▶ [Task to complete]
Only the lines holding "message" are wanted. Copy every one from the records below.

# # # # # # #

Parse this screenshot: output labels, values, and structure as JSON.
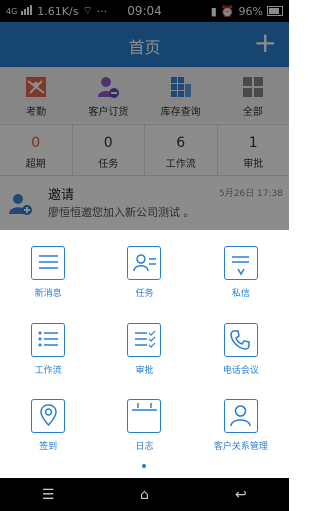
{
  "status": {
    "network_label": "4G",
    "speed": "1.61K/s",
    "time": "09:04",
    "battery": "96%"
  },
  "header": {
    "title": "首页",
    "add_glyph": "+"
  },
  "quick_menu": [
    {
      "label": "考勤",
      "icon": "attendance-map-icon"
    },
    {
      "label": "客户订货",
      "icon": "customer-order-icon"
    },
    {
      "label": "库存查询",
      "icon": "inventory-icon"
    },
    {
      "label": "全部",
      "icon": "all-apps-icon"
    }
  ],
  "counts": [
    {
      "value": "0",
      "label": "超期"
    },
    {
      "value": "0",
      "label": "任务"
    },
    {
      "value": "6",
      "label": "工作流"
    },
    {
      "value": "1",
      "label": "审批"
    }
  ],
  "invite": {
    "title": "邀请",
    "time": "5月26日 17:38",
    "message": "廖恒恒邀您加入新公司测试 。"
  },
  "grid_menu": [
    {
      "label": "新消息",
      "icon": "message-icon"
    },
    {
      "label": "任务",
      "icon": "task-icon"
    },
    {
      "label": "私信",
      "icon": "private-message-icon"
    },
    {
      "label": "工作流",
      "icon": "workflow-icon"
    },
    {
      "label": "审批",
      "icon": "approval-icon"
    },
    {
      "label": "电话会议",
      "icon": "phone-icon"
    },
    {
      "label": "签到",
      "icon": "checkin-location-icon"
    },
    {
      "label": "日志",
      "icon": "calendar-log-icon"
    },
    {
      "label": "客户关系管理",
      "icon": "crm-person-icon"
    }
  ],
  "colors": {
    "brand": "#2a7ed0",
    "alert": "#e05a2b"
  }
}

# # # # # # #

▶ [Expected answer]
    "message": "廖恒恒邀您加入新公司测试 。"
      "icon": "message-icon"
      "icon": "private-message-icon"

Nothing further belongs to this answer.